Student's Web Penmanship

Read about students as Web authors, male/female IT career choices, efforts to exempt schools from wiretap law, and how identity thieves target children.

Of U.S. students between the ages of 12 and 17 who go online, roughly 12 million, or 57 percent, create their own content, according to the Pew Internet & American Life Project.

The study found that 33 percent of online teens share their own creations, such as stories, artwork, photos and videos; 32 percent have either authored or worked on Web pages or blogs for someone else. About 22 percent author their own Web pages. Thirty-eight percent reported reading blogs, while 19 percent said they pen their own blogs or online journals.

SOURCE: PEW INTERNET & AMERICAN LIFE PROJECT, NOVEMBER 2005

Boys More Likely Than Girls to Go Into I.T.

According to the U.S. Department of Education (DOE), 86 percent of parents want their children to continue their education after high school. And they have good reason. As the DOE reports, nearly 80 percent of the fastest-growing job categories require postsecondary education.  

However, more boys than girls leave high school with an interest in pursuing a career in IT. In 2004, 85 percent of the students who took the Advanced Placement exam in computer science were boys, and boys posted higher scores on average than girls on the exam.

SOURCE: U. S. DEPARTMENT OF EDUCATION, JANUARY 2006

Wiretaps in Schools

K-12 educators from around the country are concerned about Federal Communications Commission (FCC) rulings that require facilities-based Internet service providers to be compliant with the Communications Assistance for Law Enforcement Act. CALEA requires ISPs to install equipment that allows law enforcement to wiretap digital packets over the Internet.
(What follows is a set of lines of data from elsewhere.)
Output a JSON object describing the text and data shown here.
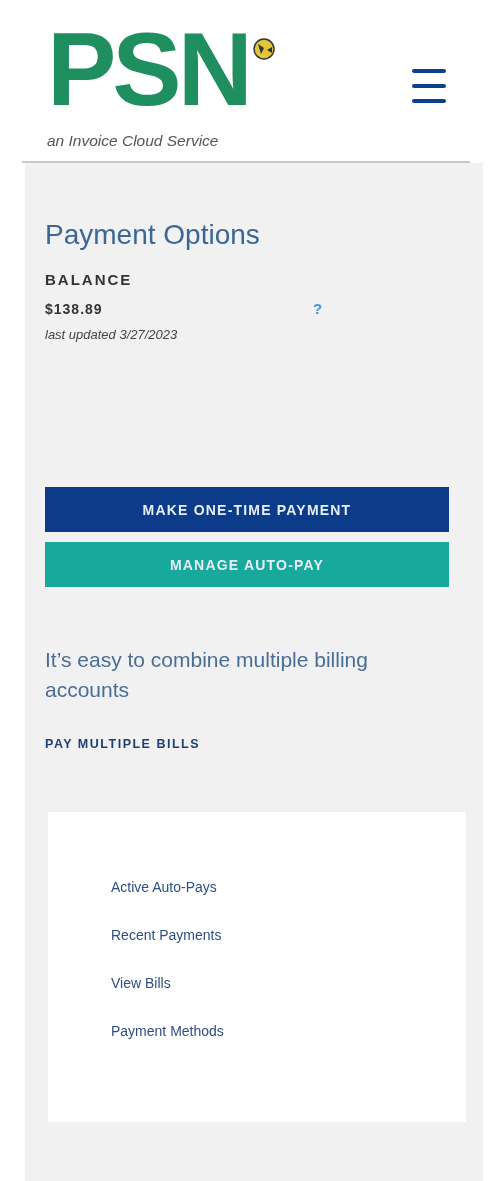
{
  "header": {
    "logo_text": "PSN",
    "tagline": "an Invoice Cloud Service"
  },
  "title": "Payment Options",
  "balance": {
    "label": "BALANCE",
    "amount": "$138.89",
    "help": "?",
    "updated": "last updated 3/27/2023"
  },
  "buttons": [
    {
      "label": "MAKE ONE-TIME PAYMENT",
      "kind": "primary"
    },
    {
      "label": "MANAGE AUTO-PAY",
      "kind": "secondary"
    }
  ],
  "combine": {
    "text": "It’s easy to combine multiple billing accounts",
    "link": "PAY MULTIPLE BILLS"
  },
  "links": [
    "Active Auto-Pays",
    "Recent Payments",
    "View Bills",
    "Payment Methods"
  ]
}
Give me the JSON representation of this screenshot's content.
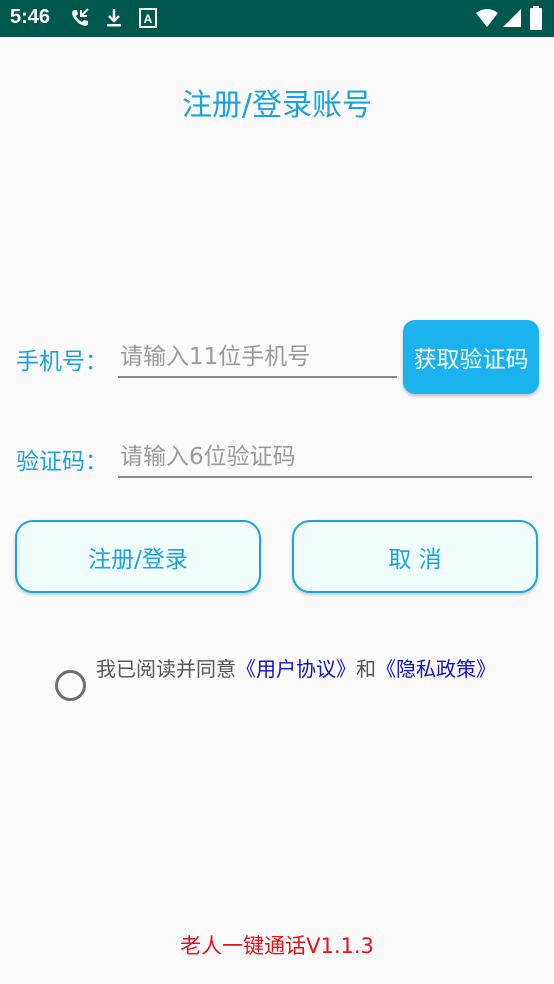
{
  "status_bar": {
    "time": "5:46",
    "left_icons": [
      "missed-call-icon",
      "download-icon",
      "text-a-icon"
    ],
    "right_icons": [
      "wifi-icon",
      "signal-icon",
      "battery-icon"
    ]
  },
  "page": {
    "title": "注册/登录账号"
  },
  "phone": {
    "label": "手机号：",
    "placeholder": "请输入11位手机号",
    "value": ""
  },
  "get_code_button": "获取验证码",
  "code": {
    "label": "验证码：",
    "placeholder": "请输入6位验证码",
    "value": ""
  },
  "buttons": {
    "register_login": "注册/登录",
    "cancel": "取  消"
  },
  "agreement": {
    "prefix": "我已阅读并同意",
    "user_agreement": "《用户协议》",
    "and": "和",
    "privacy_policy": "《隐私政策》",
    "checked": false
  },
  "footer": "老人一键通话V1.1.3",
  "colors": {
    "status_bar": "#00574b",
    "accent": "#1aa3e0",
    "code_button": "#1ab2ef",
    "link": "#1010cc",
    "footer": "#e0131b"
  }
}
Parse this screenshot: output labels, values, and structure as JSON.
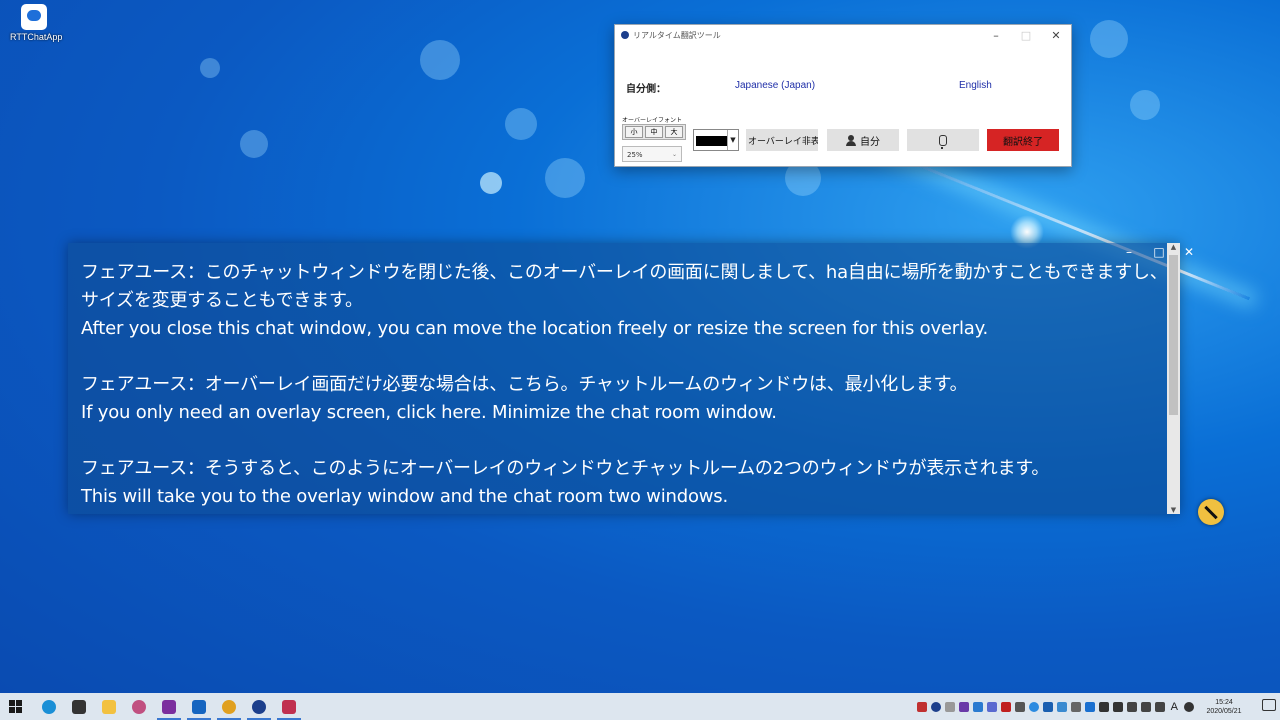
{
  "desktop": {
    "icon_label": "RTTChatApp"
  },
  "translator": {
    "title": "リアルタイム翻訳ツール",
    "self_label": "自分側：",
    "source_lang": "Japanese (Japan)",
    "target_lang": "English",
    "font_caption": "オーバーレイフォント",
    "font_sizes": [
      "小",
      "中",
      "大"
    ],
    "opacity_value": "25%",
    "color_value": "#000000",
    "hide_overlay_label": "オーバーレイ非表示",
    "self_button_label": "自分",
    "end_button_label": "翻訳終了",
    "end_color": "#d62424"
  },
  "overlay": {
    "messages": [
      {
        "ja": "フェアユース：このチャットウィンドウを閉じた後、このオーバーレイの画面に関しまして、ha自由に場所を動かすこともできますし、サイズを変更することもできます。",
        "en": "After you close this chat window, you can move the location freely or resize the screen for this overlay."
      },
      {
        "ja": "フェアユース：オーバーレイ画面だけ必要な場合は、こちら。チャットルームのウィンドウは、最小化します。",
        "en": "If you only need an overlay screen, click here. Minimize the chat room window."
      },
      {
        "ja": "フェアユース：そうすると、このようにオーバーレイのウィンドウとチャットルームの2つのウィンドウが表示されます。",
        "en": "This will take you to the overlay window and the chat room two windows."
      }
    ]
  },
  "taskbar": {
    "time": "15:24",
    "date": "2020/05/21",
    "ime": "A"
  }
}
Nine national educational associations have joined together to submit comments to the FCC. They want to make the case that K-12 schools should be exempt from the CALEA order because of the monetary and personnel expense involved in becoming compliant. Currently, law enforcement works directly with individual schools or their ISPs.

SOURCE: INTERNATIONAL SOCIETY FOR TECHNOLOGY IN EDUCATION, JANUARY 2006

Identity Thieves Target Kids

The nonprofit Identity Theft Resource Center says that approximately one-fourth of its calls from consumers involve children. According to ITRC, identity thieves sell children’s Social Security numbers on the black market, use the information to establish a line of credit or “borrow” the information to get documentation, such as a driver’s license. The misuse and theft of children’s Social Security numbers has doubled in the last three years.

SOURCES: FEDERAL TRADE COMMISSION; IDENTITY THEFT RESOURCE CENTER

Oct 31 2006

Sponsors